Fugate, 45, grew up in East Peoria and discovered a love for both prog rock and classical music at an early age. But he was drawn to unusual instruments. At a school competition in Nashville, he insisted on playing Niccolò Paganini’s Violin Concerto No. 1 on the xylophone, his preferr
He also discovered he was mechanical and, besides composing songs for his metal band Idiom, he took jobs on which he developed skills tuning instruments such as xylophones and marimbas that are most prone to changes in temperature and humidity. On Sept. 11, 2001, he was at work, tuning two five-octave marimbas at a plant in Chicago, when a co-worker told him that a plane had crashed into one of the twin towers. Eventually, the entire work crew gathered around televisions in the lunchroom to watch what, it became clear, was an act of international terrorism.

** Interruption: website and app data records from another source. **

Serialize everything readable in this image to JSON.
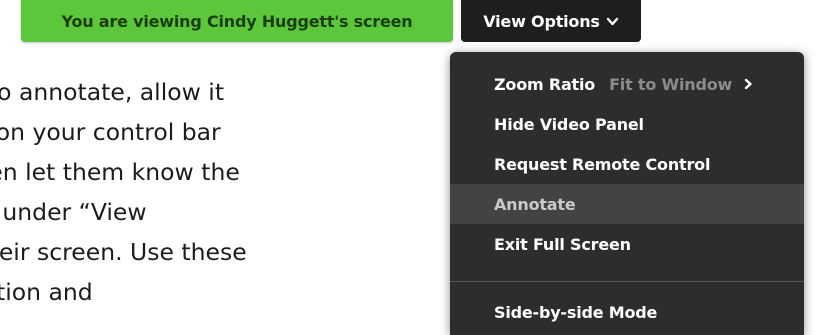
{
  "banner": {
    "viewing_text": "You are viewing Cindy Huggett's screen",
    "view_options_label": "View Options",
    "view_options_icon": "chevron-down-icon"
  },
  "colors": {
    "banner_green": "#5cc73a",
    "menu_background": "#2d2d2d",
    "highlight_background": "#434343"
  },
  "body_text": {
    "lines": [
      "ts to annotate, allow it",
      "on on your control bar",
      "Then let them know the",
      "ble under “View",
      "f their screen. Use these",
      "raction and"
    ]
  },
  "menu": {
    "zoom_ratio_label": "Zoom Ratio",
    "zoom_ratio_value": "Fit to Window",
    "zoom_ratio_icon": "chevron-right-icon",
    "hide_video_panel": "Hide Video Panel",
    "request_remote_control": "Request Remote Control",
    "annotate": "Annotate",
    "exit_full_screen": "Exit Full Screen",
    "side_by_side_mode": "Side-by-side Mode",
    "highlighted_item": "Annotate"
  }
}
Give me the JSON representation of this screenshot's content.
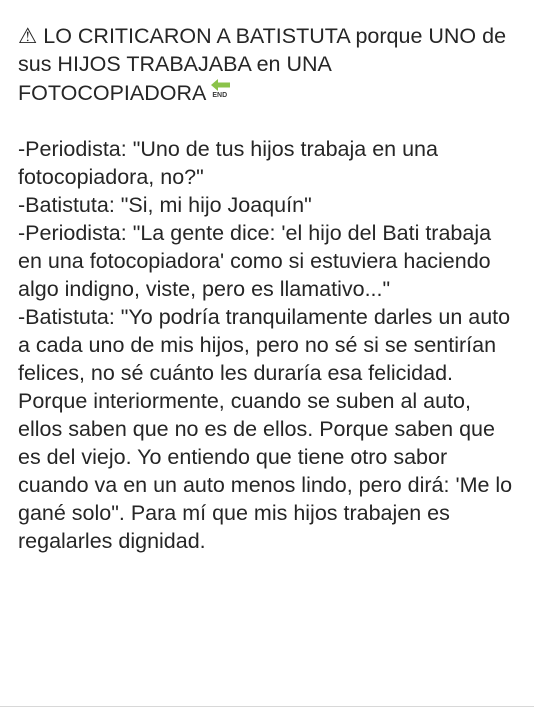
{
  "post": {
    "headline": "⚠ LO CRITICARON A BATISTUTA porque UNO de sus HIJOS TRABAJABA en UNA FOTOCOPIADORA",
    "headline_icon": "end-arrow-emoji-icon",
    "end_label": "END",
    "lines": [
      "-Periodista: \"Uno de tus hijos trabaja en una fotocopiadora, no?\"",
      "-Batistuta: \"Si, mi hijo Joaquín\"",
      "-Periodista: \"La gente dice: 'el hijo del Bati trabaja en una fotocopiadora' como si estuviera haciendo algo indigno, viste, pero es llamativo...\"",
      "-Batistuta: \"Yo podría tranquilamente darles un auto a cada uno de mis hijos, pero no sé si se sentirían felices, no sé cuánto les duraría esa felicidad.",
      "Porque interiormente, cuando se suben al auto, ellos saben que no es de ellos. Porque saben que es del viejo. Yo entiendo que tiene otro sabor cuando va en un auto menos lindo, pero dirá: 'Me lo gané solo\". Para mí que mis hijos trabajen es regalarles dignidad."
    ]
  },
  "colors": {
    "text": "#262626",
    "background": "#ffffff",
    "icon_green": "#8bc34a"
  }
}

The chimes for the memorial required the precision of Fugate’s hand. Weighing up to 150 pounds and ranging from 8 to 16 inches in diameter and up to 10 feet in height, the aluminum tubes have internal stainless-steel strikers attached to sails projecting from their bottom. He had never tuned tubes that big, so he had to first procure tubes in 12-foot increments and move them into his shop by hand. The tuning room has a low ceiling for sound, so they were too tall for his forklift. The next step was determining the different lengths according to the pitches and cutting 40 of them in his shop. Then came the tuning: Inside Fugate’s tuning room, the tubes rest on braces. He strikes them with a hammer and then listens while adjusting a mechanical tuner, an instrument that emits light to match the frequency of the note.
“The ear is part of the process. I use the mechanical strobe [tuner], but you make judgments with the ear,” he says.
The work, which started in January, meant continuous long days and doubling his staff to six people. The fruits of their labors, however, will remain a mystery until Sept. 9. “We’ve got an idea of what it might sound like,” he says. “But nobody has heard it in full.”
For family members of the 40 passengers and crew members of Flight 93, the chimes, when they finally ring, will be more than sound meeting the sky.
Ed Root’s cousin Lorraine Bay was the senior flight attendant aboard Flight 93. Root anticipates “a very emotional moment” when the chimes ring for the first time.
“It will automatically bring back my cousin Lorraine’s voice. I can hear her now, thinking about it,” he says.
The total cost of the tower was $6 million, which came from private donations; $400,000 of the total came directly from families of those who died that day, Clark says.
Leading the fundraising effort was Families of Flight 93, a nonprofit group formed in 2002. “It’s given me something to focus on,” says Gordon Felt, the organization’s president, whose older brother Edward Porter Felt died that day.
In earlier years, Felt visited the memorial and found himself listening to schoolchildren ask questions about what took place on Flight 93 and learning about the heroism of people like his brother. Now, upon returning, he’ll listen to voices in the sky — “a continual sound,” he says, ringing from the tower.
“I get a great sense of satisfaction knowing it will stand there forever,” he says.